According to a new study, pterosaurs may have been completely bald. These prehistoric flying reptiles lived with the dinosaurs and dominated the skies during the Jurassic and Cretaceous periods. Based on the remains of several different pterosaur species, they grew as large as a plane and as small as a sparrow.
This may come as a surprise to those who remember that nearly two years ago I reported that researchers had claimed that pterosaurs had plumage that was similar to bird feathers (my article can be read here).
In that nearly two-year-old report, researchers found four different kinds of fibers on the bodies ancient pterosaurs with one of the fibers being fuzzy and fur-like that was found on the head, torso, limbs, and tail. The other three fibers were curved, thread-like feathers that were found on the head and wings.
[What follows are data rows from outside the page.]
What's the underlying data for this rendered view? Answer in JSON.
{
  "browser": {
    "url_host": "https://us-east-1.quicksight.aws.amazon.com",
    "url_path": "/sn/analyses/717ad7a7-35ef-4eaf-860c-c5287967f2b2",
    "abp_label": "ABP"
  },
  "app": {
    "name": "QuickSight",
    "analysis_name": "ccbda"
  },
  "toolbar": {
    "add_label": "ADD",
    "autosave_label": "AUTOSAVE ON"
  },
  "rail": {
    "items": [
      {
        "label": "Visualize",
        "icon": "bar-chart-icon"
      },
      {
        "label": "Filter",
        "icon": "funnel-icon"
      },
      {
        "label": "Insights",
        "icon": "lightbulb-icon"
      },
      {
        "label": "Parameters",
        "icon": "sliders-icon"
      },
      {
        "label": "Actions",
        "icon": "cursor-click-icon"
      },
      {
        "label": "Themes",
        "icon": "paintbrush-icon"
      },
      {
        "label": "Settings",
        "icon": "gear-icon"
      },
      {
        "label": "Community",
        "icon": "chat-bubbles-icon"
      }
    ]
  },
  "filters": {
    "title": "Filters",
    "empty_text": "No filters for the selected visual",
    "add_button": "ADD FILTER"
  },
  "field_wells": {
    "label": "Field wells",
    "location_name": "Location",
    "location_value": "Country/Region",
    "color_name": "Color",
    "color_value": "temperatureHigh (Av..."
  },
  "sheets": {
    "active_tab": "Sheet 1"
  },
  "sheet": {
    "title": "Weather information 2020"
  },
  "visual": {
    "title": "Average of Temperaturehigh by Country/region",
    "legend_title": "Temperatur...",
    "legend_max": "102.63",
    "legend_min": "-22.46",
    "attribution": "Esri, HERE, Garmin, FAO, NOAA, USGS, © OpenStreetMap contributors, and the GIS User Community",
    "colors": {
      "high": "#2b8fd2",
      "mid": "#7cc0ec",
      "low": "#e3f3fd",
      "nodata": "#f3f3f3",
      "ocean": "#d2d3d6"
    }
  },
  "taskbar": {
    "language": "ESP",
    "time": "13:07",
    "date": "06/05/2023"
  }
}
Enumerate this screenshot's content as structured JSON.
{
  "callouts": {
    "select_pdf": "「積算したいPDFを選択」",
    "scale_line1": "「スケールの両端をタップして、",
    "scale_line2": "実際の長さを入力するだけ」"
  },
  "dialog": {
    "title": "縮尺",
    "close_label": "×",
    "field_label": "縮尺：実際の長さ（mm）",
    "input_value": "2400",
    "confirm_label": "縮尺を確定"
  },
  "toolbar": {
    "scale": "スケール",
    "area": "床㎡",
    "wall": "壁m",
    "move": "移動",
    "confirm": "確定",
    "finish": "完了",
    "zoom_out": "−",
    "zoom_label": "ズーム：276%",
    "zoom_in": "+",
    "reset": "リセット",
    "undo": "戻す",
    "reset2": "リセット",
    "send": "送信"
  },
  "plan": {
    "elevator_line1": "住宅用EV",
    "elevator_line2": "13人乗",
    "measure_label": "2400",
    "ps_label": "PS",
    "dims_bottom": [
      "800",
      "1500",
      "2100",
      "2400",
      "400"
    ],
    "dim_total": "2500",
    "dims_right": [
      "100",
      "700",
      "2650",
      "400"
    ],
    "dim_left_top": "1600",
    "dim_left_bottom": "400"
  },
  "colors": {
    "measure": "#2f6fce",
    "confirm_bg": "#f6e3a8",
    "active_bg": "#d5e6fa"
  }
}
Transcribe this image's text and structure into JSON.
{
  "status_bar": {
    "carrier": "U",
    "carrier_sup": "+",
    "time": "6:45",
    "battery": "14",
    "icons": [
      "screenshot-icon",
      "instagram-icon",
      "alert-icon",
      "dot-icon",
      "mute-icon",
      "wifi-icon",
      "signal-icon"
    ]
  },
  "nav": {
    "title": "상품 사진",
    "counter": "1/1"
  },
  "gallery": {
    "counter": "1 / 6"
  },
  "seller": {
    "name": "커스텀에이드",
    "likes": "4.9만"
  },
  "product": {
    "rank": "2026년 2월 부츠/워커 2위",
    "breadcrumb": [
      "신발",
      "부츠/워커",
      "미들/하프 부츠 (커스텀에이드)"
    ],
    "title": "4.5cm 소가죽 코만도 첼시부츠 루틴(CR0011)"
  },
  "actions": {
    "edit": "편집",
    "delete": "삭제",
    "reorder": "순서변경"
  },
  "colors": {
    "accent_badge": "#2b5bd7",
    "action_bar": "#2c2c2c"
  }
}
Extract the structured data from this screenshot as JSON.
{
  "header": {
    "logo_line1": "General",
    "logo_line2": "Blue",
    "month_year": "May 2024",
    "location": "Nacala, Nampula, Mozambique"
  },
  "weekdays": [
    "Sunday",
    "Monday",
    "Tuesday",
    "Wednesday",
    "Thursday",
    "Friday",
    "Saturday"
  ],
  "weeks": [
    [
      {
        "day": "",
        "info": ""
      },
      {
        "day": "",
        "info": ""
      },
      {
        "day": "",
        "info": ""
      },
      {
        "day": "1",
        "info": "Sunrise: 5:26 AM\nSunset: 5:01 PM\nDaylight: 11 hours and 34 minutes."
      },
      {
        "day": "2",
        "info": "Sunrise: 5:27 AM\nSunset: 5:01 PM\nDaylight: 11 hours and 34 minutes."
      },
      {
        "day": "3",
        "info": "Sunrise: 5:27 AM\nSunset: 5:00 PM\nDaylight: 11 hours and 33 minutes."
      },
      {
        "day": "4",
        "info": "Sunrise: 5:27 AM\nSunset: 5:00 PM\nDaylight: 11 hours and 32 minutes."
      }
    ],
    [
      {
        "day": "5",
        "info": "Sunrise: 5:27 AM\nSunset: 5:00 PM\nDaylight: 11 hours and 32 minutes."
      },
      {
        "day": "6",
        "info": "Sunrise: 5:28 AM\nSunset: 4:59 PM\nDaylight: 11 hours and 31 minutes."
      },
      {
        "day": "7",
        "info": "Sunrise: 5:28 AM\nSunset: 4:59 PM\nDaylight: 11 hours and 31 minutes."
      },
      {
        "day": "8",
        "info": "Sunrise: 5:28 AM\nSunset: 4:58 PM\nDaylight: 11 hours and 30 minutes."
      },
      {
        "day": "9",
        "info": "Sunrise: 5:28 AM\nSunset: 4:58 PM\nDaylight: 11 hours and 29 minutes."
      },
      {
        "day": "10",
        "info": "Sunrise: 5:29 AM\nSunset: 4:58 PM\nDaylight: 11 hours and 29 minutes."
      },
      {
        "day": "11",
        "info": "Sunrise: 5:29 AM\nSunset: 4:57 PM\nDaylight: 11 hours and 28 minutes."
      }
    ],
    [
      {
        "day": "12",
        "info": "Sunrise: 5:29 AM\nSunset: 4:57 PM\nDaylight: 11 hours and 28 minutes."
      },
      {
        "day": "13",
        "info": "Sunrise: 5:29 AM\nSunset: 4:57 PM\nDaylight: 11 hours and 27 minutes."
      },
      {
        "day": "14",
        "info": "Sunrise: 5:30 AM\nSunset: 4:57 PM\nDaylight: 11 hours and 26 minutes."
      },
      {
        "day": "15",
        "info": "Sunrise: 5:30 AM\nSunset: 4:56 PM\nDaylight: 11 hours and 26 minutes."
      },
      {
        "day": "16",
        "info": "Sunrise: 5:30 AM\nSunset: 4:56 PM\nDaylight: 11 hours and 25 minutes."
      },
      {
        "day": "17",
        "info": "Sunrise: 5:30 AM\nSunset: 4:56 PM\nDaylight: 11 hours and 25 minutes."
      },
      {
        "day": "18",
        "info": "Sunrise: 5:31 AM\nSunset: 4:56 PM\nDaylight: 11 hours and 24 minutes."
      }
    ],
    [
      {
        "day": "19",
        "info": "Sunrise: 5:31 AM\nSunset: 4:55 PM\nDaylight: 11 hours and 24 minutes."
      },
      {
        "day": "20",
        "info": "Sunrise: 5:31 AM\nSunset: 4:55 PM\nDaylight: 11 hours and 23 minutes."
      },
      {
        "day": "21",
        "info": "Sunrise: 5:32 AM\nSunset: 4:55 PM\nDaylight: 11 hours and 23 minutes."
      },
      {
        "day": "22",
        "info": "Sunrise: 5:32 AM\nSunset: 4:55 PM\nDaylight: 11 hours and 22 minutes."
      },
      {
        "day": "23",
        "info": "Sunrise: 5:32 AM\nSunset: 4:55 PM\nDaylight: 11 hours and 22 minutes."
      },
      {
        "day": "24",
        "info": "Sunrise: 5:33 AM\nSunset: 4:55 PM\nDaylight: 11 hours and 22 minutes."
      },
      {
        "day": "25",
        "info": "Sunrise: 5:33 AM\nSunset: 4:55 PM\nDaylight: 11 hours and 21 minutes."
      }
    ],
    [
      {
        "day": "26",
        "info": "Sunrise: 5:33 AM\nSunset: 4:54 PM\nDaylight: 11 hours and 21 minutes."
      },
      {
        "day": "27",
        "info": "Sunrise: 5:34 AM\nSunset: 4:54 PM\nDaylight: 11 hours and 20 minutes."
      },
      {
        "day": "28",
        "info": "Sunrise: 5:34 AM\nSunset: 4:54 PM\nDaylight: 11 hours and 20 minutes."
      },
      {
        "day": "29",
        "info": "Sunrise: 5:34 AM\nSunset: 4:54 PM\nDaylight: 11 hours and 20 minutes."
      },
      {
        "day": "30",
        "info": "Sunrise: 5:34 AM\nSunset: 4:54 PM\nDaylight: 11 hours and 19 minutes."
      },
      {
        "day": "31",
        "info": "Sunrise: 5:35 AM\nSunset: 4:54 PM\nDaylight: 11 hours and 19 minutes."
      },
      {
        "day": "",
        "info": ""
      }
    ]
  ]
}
And they were quite possibly colorful.
However, a new study conducted by British palaeobiologists David Unwin and Dave Martill suggests that pterosaurs never had any type of fur or feathers. “The idea of feathered pterosaurs goes back to the nineteenth century but the fossil evidence was then, and still is, very weak,” Unwin explained, adding, “Exceptional claims require exceptional evidence – we have the former, but not the latter.”
If the previous study from around two years ago was correct, it would mean that feathers evolved at least 80 million years prior to what is believed and would have originated in ancestors of pterosaurs as well as dinosaurs. It would also mean that dinosaurs originated with feathers and eventually lost them in evolution. However, Unwin and Martill believe that these “protofeathers” were in fact only tough fibers that formed on the wing membranes of pterosaurs and that when the remains were found, the fibers had begun to decay and unravel which made them look similar to hair-like filaments.
The debate is far from over as many questions still remain, such as “If they really did have feathers, how did that make them look, and did they exhibit the same fantastic variety of colors exhibited by birds?” Martill asked, along with, “And if they didn’t have feathers, then how did they keep warm at night, what limits did this have on their geographic range, did they stay away from colder northern climes as most reptiles do today. And how did they thermoregulate?” He finished off by stating, “The clues are so cryptic, that we are still a long way from working out just how these amazing animals worked.”
Whether they had feathers or not, pterosaurs are very interesting prehistoric flying reptiles to say the least and any news regarding them is absolutely fascinating. The new study was published in the journal Nature Ecology and Evolution where it can be read in full.